3. Make like Bear Grylls – Improvise. Adapt. Overcome.

When it comes to organisation and learning techniques, try everything. Our ability to easily focus fluctuates throughout time (particularly with the added stresses of a global pandemic!), so something that worked for you at the start of your career may not still work for you a year or so down the line. I’ve colour co-ordinated my diaries since school, but that’s the only technique I’ve stuck to!

I know Amy Jones has mentioned this in previous blog posts, but the Pomodoro technique is fantastic for breaking tasks down into small, manageable chunks. Since working from home this has been my go to method for keeping on top of things, as I sometimes struggle to stay focused when I’m in a space where I have so many other responsibilities (like remembering I need to water my poor plants right in the middle of my work day!) A helpful timer for the Pomodoro method can be found here, if you struggle to keep track of time.
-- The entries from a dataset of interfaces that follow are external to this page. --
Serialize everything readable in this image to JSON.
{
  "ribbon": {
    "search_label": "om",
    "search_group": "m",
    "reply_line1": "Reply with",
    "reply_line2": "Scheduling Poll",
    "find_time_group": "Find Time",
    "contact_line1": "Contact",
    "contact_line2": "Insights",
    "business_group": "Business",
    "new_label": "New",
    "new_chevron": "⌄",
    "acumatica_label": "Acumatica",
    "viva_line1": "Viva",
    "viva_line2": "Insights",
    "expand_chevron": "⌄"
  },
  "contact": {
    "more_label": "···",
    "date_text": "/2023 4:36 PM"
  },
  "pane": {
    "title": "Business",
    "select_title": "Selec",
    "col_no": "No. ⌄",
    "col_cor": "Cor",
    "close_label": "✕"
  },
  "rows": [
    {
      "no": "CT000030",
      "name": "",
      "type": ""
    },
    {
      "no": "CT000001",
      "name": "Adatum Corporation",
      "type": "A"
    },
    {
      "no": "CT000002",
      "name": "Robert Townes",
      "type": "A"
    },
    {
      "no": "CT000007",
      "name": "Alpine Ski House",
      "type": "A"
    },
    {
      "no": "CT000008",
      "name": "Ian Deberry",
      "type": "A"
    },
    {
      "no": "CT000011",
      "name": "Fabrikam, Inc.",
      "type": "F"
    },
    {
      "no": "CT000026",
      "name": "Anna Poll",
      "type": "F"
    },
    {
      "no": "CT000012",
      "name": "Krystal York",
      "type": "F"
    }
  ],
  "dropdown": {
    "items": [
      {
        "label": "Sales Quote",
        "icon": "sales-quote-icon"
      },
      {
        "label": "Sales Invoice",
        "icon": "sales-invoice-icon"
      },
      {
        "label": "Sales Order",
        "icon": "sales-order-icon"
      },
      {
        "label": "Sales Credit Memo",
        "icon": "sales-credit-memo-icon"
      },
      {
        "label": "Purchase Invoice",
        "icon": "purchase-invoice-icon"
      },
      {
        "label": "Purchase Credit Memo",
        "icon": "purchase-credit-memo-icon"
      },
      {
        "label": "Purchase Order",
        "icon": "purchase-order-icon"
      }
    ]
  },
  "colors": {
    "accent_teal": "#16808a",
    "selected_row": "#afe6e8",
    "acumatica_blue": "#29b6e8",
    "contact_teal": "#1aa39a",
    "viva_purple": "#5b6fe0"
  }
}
As well as being a great sounding board (and sometimes a vital link to your sanity), your colleagues can also be a fantastic learning resource! Keeping up to date with them not only helps with team building but it also gives you the chance to compare work management techniques. Does someone on your team consistently put together great gantt charts on Excel? Do you envy anyone’s diary or to-do list organisation? Ask about them - a lot of the time, people are keen to share the things that work best for them and their tip may be the thing that helps you to get on top of that one task you’ve been struggling with!
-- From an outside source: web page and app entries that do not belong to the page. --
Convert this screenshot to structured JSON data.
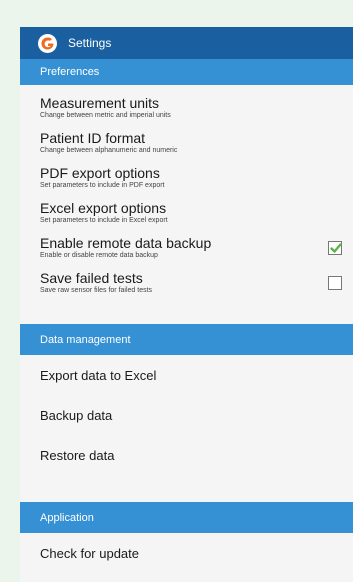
{
  "appbar": {
    "title": "Settings",
    "icon": "app-logo-icon"
  },
  "colors": {
    "appbar": "#1a5f9f",
    "section_header": "#3591d4",
    "check": "#5cb346",
    "logo": "#f06a1e"
  },
  "sections": {
    "preferences": {
      "header": "Preferences",
      "items": [
        {
          "title": "Measurement units",
          "subtitle": "Change between metric and imperial units"
        },
        {
          "title": "Patient ID format",
          "subtitle": "Change between alphanumeric and numeric"
        },
        {
          "title": "PDF export options",
          "subtitle": "Set parameters to include in PDF export"
        },
        {
          "title": "Excel export options",
          "subtitle": "Set parameters to include in Excel export"
        },
        {
          "title": "Enable remote data backup",
          "subtitle": "Enable or disable remote data backup",
          "checked": true
        },
        {
          "title": "Save failed tests",
          "subtitle": "Save raw sensor files for failed tests",
          "checked": false
        }
      ]
    },
    "data_management": {
      "header": "Data management",
      "items": [
        {
          "title": "Export data to Excel"
        },
        {
          "title": "Backup data"
        },
        {
          "title": "Restore data"
        }
      ]
    },
    "application": {
      "header": "Application",
      "items": [
        {
          "title": "Check for update"
        }
      ]
    }
  }
}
4. Don’t neglect to make time for yourself, too…

Working hard is important, yes, but so is taking a break. In our incredibly work focused culture, I feel as though I’m constantly seeing posts on social media about people’s ‘side hustles’ – but you can’t perform well in your work if you’re neglecting yourself by never switching off! Let’s be real here, there’s very few people who consistently have time to do absolutely everything they’re ‘supposed to’ (work, get 8 hours of sleep every night, regular exercise, socialising, eating a healthy diet, hobbies, household chores - the list goes on). Very often it’s things like sleep and making time for yourself that get pushed to the back of the queue in favour of everything else - but it’s important to ensure you have boundaries set that allow you to take proper time off. I appreciate that sometimes, working outside of your usual hours is unavoidable, but try not to make a habit of it. Your free time allows you to recover and reflect on things, giving you a vital opportunity to subconsciously process any challenges you may have faced that week, and go back to work fully refreshed and ready to face the day! So enjoy your evenings and weekends without checking your emails and allow yourself to switch off from the things you need to do at work. You’ll probably find your performance improves! 

5. And finally, don’t underestimate what a good attitude can achieve!

Okay, I’m not saying that being friendly is immediately going to make you fantastic at your job, but it can certainly make things easier! Working with other people is unavoidable after all, so maintaining good relationships is vital. I was once told that being nice to people straight off the bat makes it quite hard for them to be rude or difficult with you. While this logic isn’t infallible, it’s still good to practice kindness and patience, while remembering that everyone is facing their own challenges. Being a pleasant person to work with never hurt anyone’s career – it may even turn out that by building a good reputation within your company or industry, you become more notable to potential future employers!

I hope the above tips have helped you and I wish you all the best in 2021 and beyond!